Work item
In the copy you make of the entries, no picture should appear, and every word must match.

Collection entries
++++

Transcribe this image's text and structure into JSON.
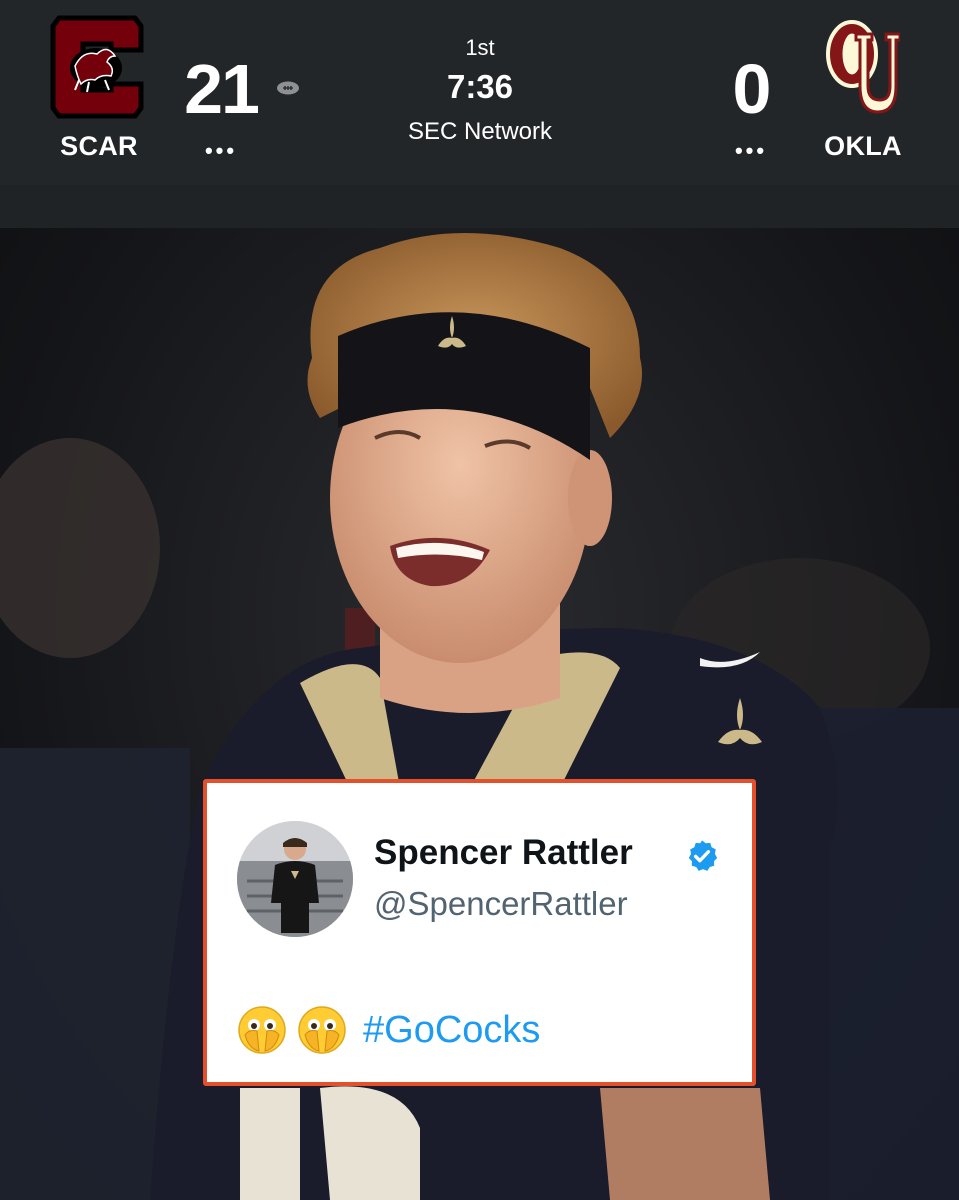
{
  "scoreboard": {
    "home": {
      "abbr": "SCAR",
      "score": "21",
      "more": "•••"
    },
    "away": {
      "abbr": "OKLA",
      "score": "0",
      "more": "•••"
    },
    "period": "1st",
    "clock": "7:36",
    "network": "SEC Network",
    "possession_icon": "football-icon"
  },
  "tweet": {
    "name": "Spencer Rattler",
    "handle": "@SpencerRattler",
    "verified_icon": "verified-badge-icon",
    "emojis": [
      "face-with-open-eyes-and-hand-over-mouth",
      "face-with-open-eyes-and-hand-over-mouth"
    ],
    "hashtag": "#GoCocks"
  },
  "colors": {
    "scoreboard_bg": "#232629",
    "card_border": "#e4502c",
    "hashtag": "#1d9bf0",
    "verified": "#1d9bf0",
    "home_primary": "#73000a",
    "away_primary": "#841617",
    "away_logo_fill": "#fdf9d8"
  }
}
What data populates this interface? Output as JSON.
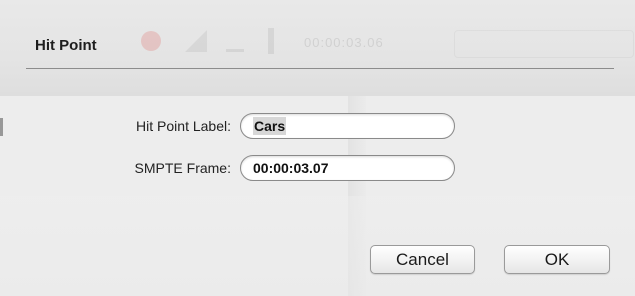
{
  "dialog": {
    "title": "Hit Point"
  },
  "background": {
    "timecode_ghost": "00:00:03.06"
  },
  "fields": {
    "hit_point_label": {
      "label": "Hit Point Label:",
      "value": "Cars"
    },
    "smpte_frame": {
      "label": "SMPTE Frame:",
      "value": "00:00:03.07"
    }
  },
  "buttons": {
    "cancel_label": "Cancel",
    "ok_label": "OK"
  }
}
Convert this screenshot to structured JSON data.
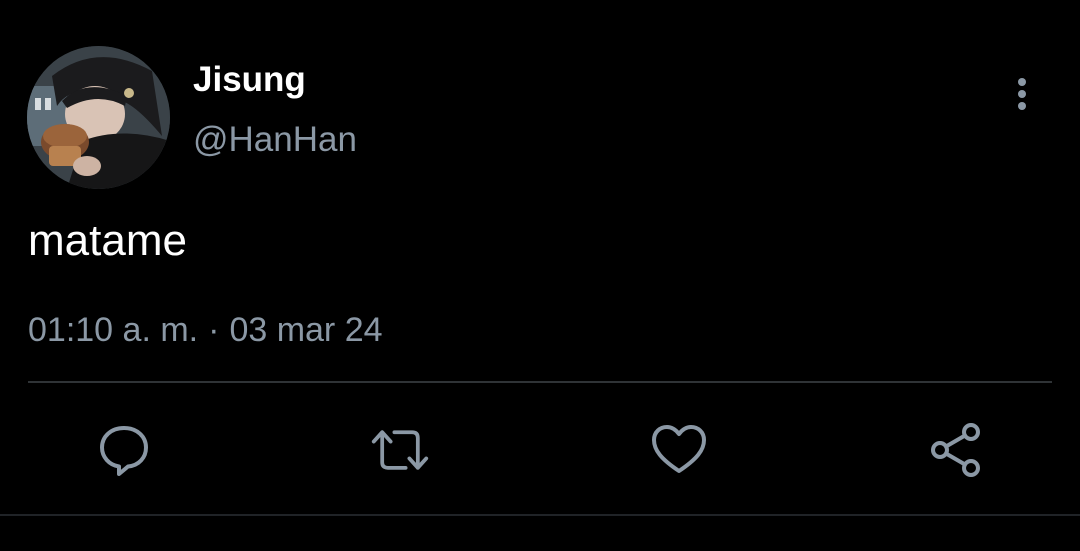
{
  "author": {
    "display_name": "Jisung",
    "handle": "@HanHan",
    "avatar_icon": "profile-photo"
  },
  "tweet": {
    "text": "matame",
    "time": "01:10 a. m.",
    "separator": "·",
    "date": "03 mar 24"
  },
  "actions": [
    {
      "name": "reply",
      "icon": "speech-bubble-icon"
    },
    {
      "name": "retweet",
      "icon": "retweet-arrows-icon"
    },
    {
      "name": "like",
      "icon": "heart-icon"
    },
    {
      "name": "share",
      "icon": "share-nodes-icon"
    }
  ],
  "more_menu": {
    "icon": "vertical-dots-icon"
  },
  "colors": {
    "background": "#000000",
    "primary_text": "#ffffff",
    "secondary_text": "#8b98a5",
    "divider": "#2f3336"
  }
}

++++

Response to the task
Transcribe this image's text and structure into JSON.
{
  "scoreboard": {
    "home": {
      "abbr": "SCAR",
      "score": "21",
      "more": "•••"
    },
    "away": {
      "abbr": "OKLA",
      "score": "0",
      "more": "•••"
    },
    "period": "1st",
    "clock": "7:36",
    "network": "SEC Network",
    "possession_icon": "football-icon"
  },
  "tweet": {
    "name": "Spencer Rattler",
    "handle": "@SpencerRattler",
    "verified_icon": "verified-badge-icon",
    "emojis": [
      "face-with-open-eyes-and-hand-over-mouth",
      "face-with-open-eyes-and-hand-over-mouth"
    ],
    "hashtag": "#GoCocks"
  },
  "colors": {
    "scoreboard_bg": "#232629",
    "card_border": "#e4502c",
    "hashtag": "#1d9bf0",
    "verified": "#1d9bf0",
    "home_primary": "#73000a",
    "away_primary": "#841617",
    "away_logo_fill": "#fdf9d8"
  }
}
What data populates this interface? Output as JSON.
{
  "dialog": {
    "title": "Hit Point"
  },
  "background": {
    "timecode_ghost": "00:00:03.06"
  },
  "fields": {
    "hit_point_label": {
      "label": "Hit Point Label:",
      "value": "Cars"
    },
    "smpte_frame": {
      "label": "SMPTE Frame:",
      "value": "00:00:03.07"
    }
  },
  "buttons": {
    "cancel_label": "Cancel",
    "ok_label": "OK"
  }
}
Convert this screenshot to structured JSON data.
{
  "author": {
    "display_name": "Jisung",
    "handle": "@HanHan",
    "avatar_icon": "profile-photo"
  },
  "tweet": {
    "text": "matame",
    "time": "01:10 a. m.",
    "separator": "·",
    "date": "03 mar 24"
  },
  "actions": [
    {
      "name": "reply",
      "icon": "speech-bubble-icon"
    },
    {
      "name": "retweet",
      "icon": "retweet-arrows-icon"
    },
    {
      "name": "like",
      "icon": "heart-icon"
    },
    {
      "name": "share",
      "icon": "share-nodes-icon"
    }
  ],
  "more_menu": {
    "icon": "vertical-dots-icon"
  },
  "colors": {
    "background": "#000000",
    "primary_text": "#ffffff",
    "secondary_text": "#8b98a5",
    "divider": "#2f3336"
  }
}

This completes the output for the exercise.